[[ PROVIDED RECORDS open ]]

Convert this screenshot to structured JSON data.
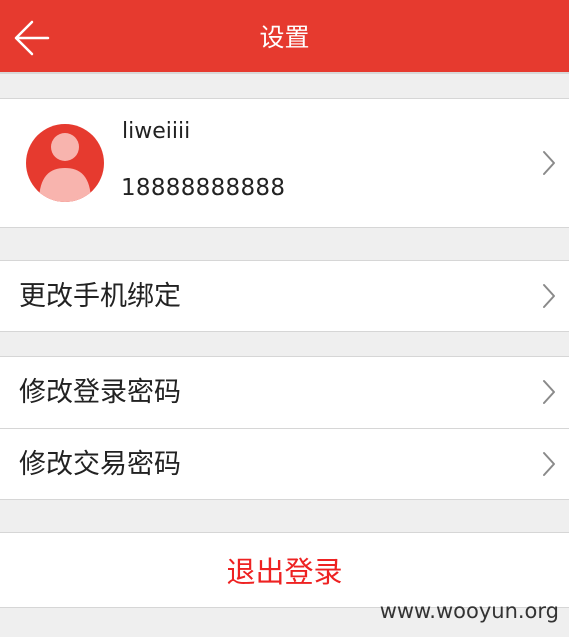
{
  "header": {
    "title": "设置",
    "back_icon": "back-arrow-icon",
    "background": "#e63a2f"
  },
  "profile": {
    "username": "liweiiii",
    "phone": "18888888888",
    "avatar_icon": "user-avatar-icon",
    "avatar_color": "#e63a2f"
  },
  "menu": {
    "change_phone": "更改手机绑定",
    "change_login_password": "修改登录密码",
    "change_trade_password": "修改交易密码"
  },
  "logout": {
    "label": "退出登录",
    "color": "#ee2222"
  },
  "watermark": "www.wooyun.org"
}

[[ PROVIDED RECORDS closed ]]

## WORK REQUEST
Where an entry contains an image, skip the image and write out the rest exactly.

## ANSWER TO THE PROBLEM
Convert this screenshot to structured JSON data.
{
  "header": {
    "title": "设置",
    "back_icon": "back-arrow-icon",
    "background": "#e63a2f"
  },
  "profile": {
    "username": "liweiiii",
    "phone": "18888888888",
    "avatar_icon": "user-avatar-icon",
    "avatar_color": "#e63a2f"
  },
  "menu": {
    "change_phone": "更改手机绑定",
    "change_login_password": "修改登录密码",
    "change_trade_password": "修改交易密码"
  },
  "logout": {
    "label": "退出登录",
    "color": "#ee2222"
  },
  "watermark": "www.wooyun.org"
}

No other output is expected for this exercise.